Academic Advising

student looking at chalkboard

Parental Role

Transition to college is certainly an exciting time filled with change. Yet for many individuals transitions can also be a time of great challenge. Many parents of college-age students with disabilities have grown accustomed to advocating for their children. How can parents find the delicate balance which will allow our college-age children to create their own identities, make their own decisions, find their own support networks, self-advocate and learn from their mistakes while keeping lines of communication open? College students are at a stage of development where they are negotiating adult relationships with their parents. How can parents stay involved yet allow their children to develop the independence boundary that is needed?

  • Keep the lines of communication open so that your child knows that you are there.
  • Learn to trust your child to make choices and to learn from their consequences.
  • Listen and offer comfort when they are upset; don't minimize their concerns.
  • Bring the problem up the next time you speak. Your child may have already resolved it.

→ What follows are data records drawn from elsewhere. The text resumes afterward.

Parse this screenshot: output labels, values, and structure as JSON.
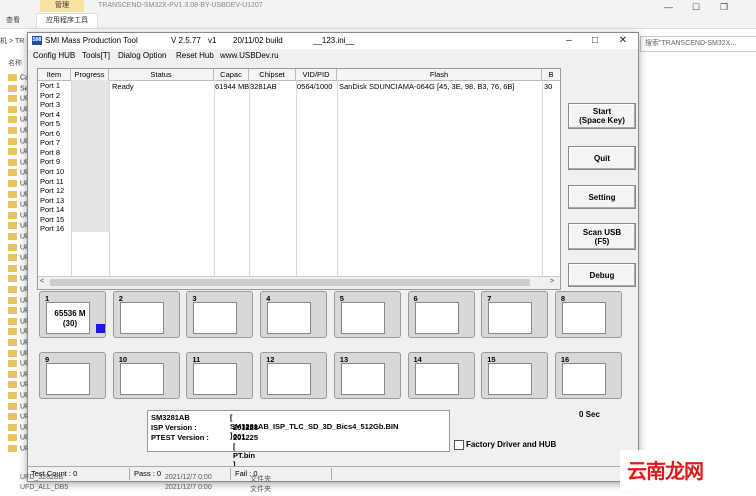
{
  "explorer": {
    "tab_manage": "管理",
    "tab_view": "查看",
    "tab_app_tools": "应用程序工具",
    "title": "TRANSCEND-SM32X-PV1.3.08-BY-USBDEV-U1207",
    "path_prefix": "机  >  TR",
    "search_placeholder": "搜索\"TRANSCEND-SM32X...",
    "name_header": "名称",
    "sidebar_rows": [
      "Ca",
      "Se",
      "UF",
      "UF",
      "UF",
      "UF",
      "UF",
      "UF",
      "UF",
      "UF",
      "UF",
      "UF",
      "UF",
      "UF",
      "UF",
      "UF",
      "UF",
      "UF",
      "UF",
      "UF",
      "UF",
      "UF",
      "UF",
      "UF",
      "UF",
      "UF",
      "UF",
      "UF",
      "UF",
      "UF",
      "UF",
      "UF",
      "UF",
      "UF",
      "UF",
      "UF"
    ],
    "bottom_rows": [
      {
        "name": "UFD_3282BB",
        "date": "2021/12/7 0:00",
        "type": "文件夹"
      },
      {
        "name": "UFD_ALL_DB5",
        "date": "2021/12/7 0:00",
        "type": "文件夹"
      }
    ]
  },
  "app": {
    "icon_text": "SMI",
    "title": "SMI Mass Production Tool",
    "version": "V 2.5.77",
    "v1": "v1",
    "build": "20/11/02 build",
    "ini": "__123.ini__",
    "menu": [
      "Config HUB",
      "Tools[T]",
      "Dialog Option",
      "Reset Hub",
      "www.USBDev.ru"
    ],
    "table": {
      "headers": [
        "Item",
        "Progress",
        "Status",
        "Capac",
        "Chipset",
        "VID/PID",
        "Flash",
        "B"
      ],
      "ports": [
        "Port 1",
        "Port 2",
        "Port 3",
        "Port 4",
        "Port 5",
        "Port 6",
        "Port 7",
        "Port 8",
        "Port 9",
        "Port 10",
        "Port 11",
        "Port 12",
        "Port 13",
        "Port 14",
        "Port 15",
        "Port 16"
      ],
      "row1": {
        "status": "Ready",
        "capacity": "61944 MB",
        "chipset": "3281AB",
        "vidpid": "0564/1000",
        "flash": "SanDisk SDUNCIAMA-064G [45, 3E, 98, B3, 76, 6B]",
        "b": "30"
      }
    },
    "buttons": {
      "start_line1": "Start",
      "start_line2": "(Space Key)",
      "quit": "Quit",
      "setting": "Setting",
      "scan_line1": "Scan USB",
      "scan_line2": "(F5)",
      "debug": "Debug"
    },
    "port_boxes": [
      "1",
      "2",
      "3",
      "4",
      "5",
      "6",
      "7",
      "8",
      "9",
      "10",
      "11",
      "12",
      "13",
      "14",
      "15",
      "16"
    ],
    "port1_capacity": "65536 M",
    "port1_sub": "(30)",
    "info": {
      "chip_label": "SM3281AB",
      "chip_value": "[ SM3281AB_ISP_TLC_SD_3D_Bics4_512Gb.BIN ]",
      "isp_label": "ISP Version :",
      "isp_value": "201228-001",
      "ptest_label": "PTEST Version :",
      "ptest_value": "201225 [ PT.bin ]"
    },
    "timer": "0 Sec",
    "factory_label": "Factory Driver and HUB",
    "status_bar": {
      "test_count": "Test Count : 0",
      "pass": "Pass : 0",
      "fail": "Fail : 0"
    }
  },
  "watermark": "云南龙网"
}
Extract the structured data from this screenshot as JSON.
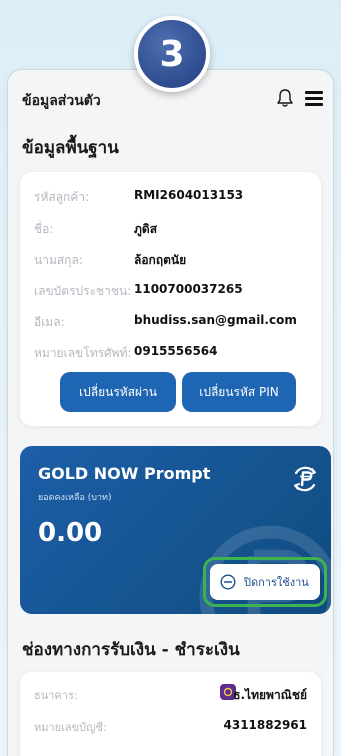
{
  "step_badge": "3",
  "header": {
    "title": "ข้อมูลส่วนตัว",
    "icons": [
      "bell-icon",
      "hamburger-menu-icon"
    ]
  },
  "basic_info": {
    "section_title": "ข้อมูลพื้นฐาน",
    "rows": [
      {
        "label": "รหัสลูกค้า:",
        "value": "RMI2604013153"
      },
      {
        "label": "ชื่อ:",
        "value": "ภูดิส"
      },
      {
        "label": "นามสกุล:",
        "value": "ล้อกฤตนัย"
      },
      {
        "label": "เลขบัตรประชาชน:",
        "value": "1100700037265"
      },
      {
        "label": "อีเมล:",
        "value": "bhudiss.san@gmail.com"
      },
      {
        "label": "หมายเลขโทรศัพท์:",
        "value": "0915556564"
      }
    ],
    "change_password_label": "เปลี่ยนรหัสผ่าน",
    "change_pin_label": "เปลี่ยนรหัส PIN"
  },
  "gold_card": {
    "name": "GOLD NOW Prompt",
    "balance_label": "ยอดคงเหลือ (บาท)",
    "balance": "0.00",
    "disable_label": "ปิดการใช้งาน"
  },
  "payment": {
    "section_title": "ช่องทางการรับเงิน - ชำระเงิน",
    "bank_label": "ธนาคาร:",
    "bank_value": "ธ.ไทยพาณิชย์",
    "account_label": "หมายเลขบัญชี:",
    "account_value": "4311882961"
  },
  "colors": {
    "primary_blue": "#1e66b3",
    "highlight_green": "#3cb34f",
    "bank_purple": "#5e2c8a"
  }
}
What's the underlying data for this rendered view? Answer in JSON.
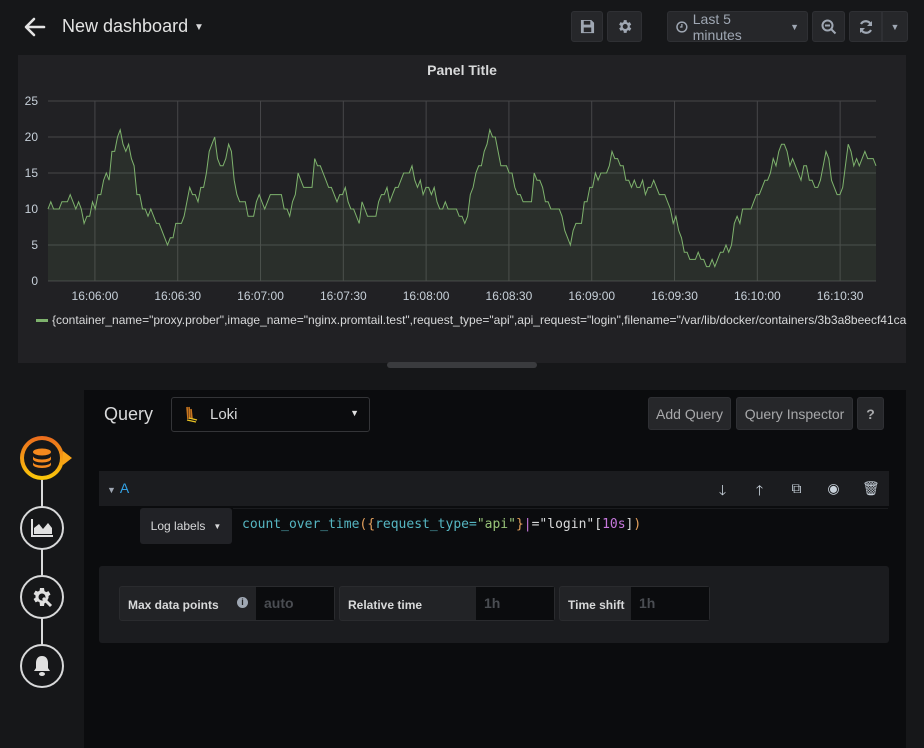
{
  "header": {
    "title": "New dashboard",
    "time_range": "Last 5 minutes"
  },
  "panel": {
    "title": "Panel Title",
    "legend": "{container_name=\"proxy.prober\",image_name=\"nginx.promtail.test\",request_type=\"api\",api_request=\"login\",filename=\"/var/lib/docker/containers/3b3a8beecf41ca"
  },
  "editor": {
    "query_label": "Query",
    "datasource": "Loki",
    "add_query_label": "Add Query",
    "query_inspector_label": "Query Inspector",
    "help_label": "?",
    "query_ref": "A",
    "log_labels_label": "Log labels",
    "query_tokens": [
      {
        "text": "count_over_time",
        "color": "#56b6c2"
      },
      {
        "text": "(",
        "color": "#e5a15d"
      },
      {
        "text": "{",
        "color": "#e5a15d"
      },
      {
        "text": "request_type",
        "color": "#56b6c2"
      },
      {
        "text": "=",
        "color": "#56b6c2"
      },
      {
        "text": "\"api\"",
        "color": "#98c379"
      },
      {
        "text": "}",
        "color": "#e5a15d"
      },
      {
        "text": "|",
        "color": "#c678dd"
      },
      {
        "text": "=\"login\"",
        "color": "#d8d9da"
      },
      {
        "text": "[",
        "color": "#d8d9da"
      },
      {
        "text": "10s",
        "color": "#c678dd"
      },
      {
        "text": "]",
        "color": "#d8d9da"
      },
      {
        "text": ")",
        "color": "#e5a15d"
      }
    ],
    "options": {
      "max_data_points_label": "Max data points",
      "max_data_points_placeholder": "auto",
      "relative_time_label": "Relative time",
      "relative_time_placeholder": "1h",
      "time_shift_label": "Time shift",
      "time_shift_placeholder": "1h"
    }
  },
  "sidebar": {
    "items": [
      {
        "name": "queries",
        "icon": "database-icon",
        "active": true
      },
      {
        "name": "visualization",
        "icon": "area-chart-icon",
        "active": false
      },
      {
        "name": "general",
        "icon": "cog-wrench-icon",
        "active": false
      },
      {
        "name": "alert",
        "icon": "bell-icon",
        "active": false
      }
    ]
  },
  "colors": {
    "series": "#7eb26d",
    "accent_start": "#eb6b1e",
    "accent_end": "#fbca0a",
    "query_ref": "#33a2e5"
  },
  "chart_data": {
    "type": "area",
    "title": "Panel Title",
    "xlabel": "",
    "ylabel": "",
    "ylim": [
      0,
      25
    ],
    "yticks": [
      0,
      5,
      10,
      15,
      20,
      25
    ],
    "xticks": [
      "16:06:00",
      "16:06:30",
      "16:07:00",
      "16:07:30",
      "16:08:00",
      "16:08:30",
      "16:09:00",
      "16:09:30",
      "16:10:00",
      "16:10:30"
    ],
    "x_start": "16:05:43",
    "x_end": "16:10:43",
    "x_step_seconds": 2,
    "grid": true,
    "legend_position": "bottom",
    "series": [
      {
        "name": "{container_name=\"proxy.prober\",image_name=\"nginx.promtail.test\",request_type=\"api\",api_request=\"login\",filename=\"/var/lib/docker/containers/3b3a8beecf41ca",
        "values": [
          10,
          11,
          10,
          10,
          10,
          11,
          11,
          11,
          12,
          11,
          10,
          11,
          10,
          8,
          9,
          9,
          11,
          10,
          12,
          12,
          14,
          15,
          14,
          18,
          18,
          20,
          21,
          19,
          18,
          19,
          17,
          16,
          12,
          12,
          10,
          10,
          9,
          10,
          9,
          8,
          8,
          7,
          6,
          5,
          6,
          6,
          8,
          8,
          8,
          9,
          11,
          13,
          12,
          12,
          11,
          13,
          13,
          15,
          18,
          19,
          20,
          17,
          16,
          16,
          17,
          19,
          18,
          14,
          12,
          11,
          11,
          11,
          9,
          9,
          9,
          11,
          12,
          11,
          10,
          11,
          12,
          12,
          12,
          12,
          12,
          10,
          10,
          9,
          11,
          12,
          15,
          14,
          13,
          13,
          13,
          13,
          17,
          16,
          16,
          15,
          14,
          13,
          13,
          12,
          11,
          12,
          12,
          13,
          11,
          10,
          10,
          9,
          8,
          11,
          10,
          9,
          9,
          9,
          9,
          11,
          12,
          12,
          13,
          11,
          12,
          13,
          13,
          14,
          15,
          15,
          15,
          16,
          14,
          13,
          14,
          12,
          13,
          13,
          12,
          13,
          11,
          10,
          10,
          11,
          10,
          10,
          10,
          10,
          9,
          9,
          8,
          9,
          12,
          13,
          15,
          16,
          16,
          18,
          19,
          21,
          20,
          20,
          18,
          16,
          16,
          16,
          15,
          15,
          13,
          12,
          12,
          11,
          11,
          11,
          11,
          15,
          14,
          14,
          13,
          11,
          11,
          10,
          10,
          10,
          10,
          9,
          7,
          6,
          5,
          7,
          8,
          8,
          8,
          11,
          11,
          13,
          13,
          15,
          14,
          15,
          15,
          15,
          16,
          18,
          17,
          17,
          16,
          16,
          14,
          14,
          13,
          14,
          13,
          13,
          14,
          12,
          13,
          13,
          14,
          13,
          12,
          12,
          12,
          11,
          10,
          8,
          9,
          7,
          6,
          4,
          4,
          3,
          3,
          3,
          4,
          3,
          3,
          2,
          2,
          3,
          2,
          3,
          4,
          4,
          5,
          4,
          5,
          8,
          9,
          8,
          10,
          10,
          10,
          10,
          11,
          12,
          12,
          13,
          14,
          14,
          15,
          17,
          16,
          18,
          19,
          19,
          18,
          16,
          17,
          16,
          15,
          14,
          16,
          16,
          14,
          14,
          13,
          13,
          14,
          16,
          18,
          17,
          14,
          13,
          12,
          12,
          13,
          16,
          19,
          18,
          16,
          17,
          16,
          17,
          18,
          17,
          17,
          17,
          16
        ]
      }
    ]
  }
}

At Clark University we hope to help foster a sense of independence and self-advocacy in our students. Our relationship with your young adult is important to us. We are invested in their development and hope to become a part of the larger support network that they establish for themselves. A critical part of the development of our relationship with students is the sense of independence and confidentiality. For this reason we strongly encourage parents to talk about concerns directly with their children or to request a meeting in which we all participate.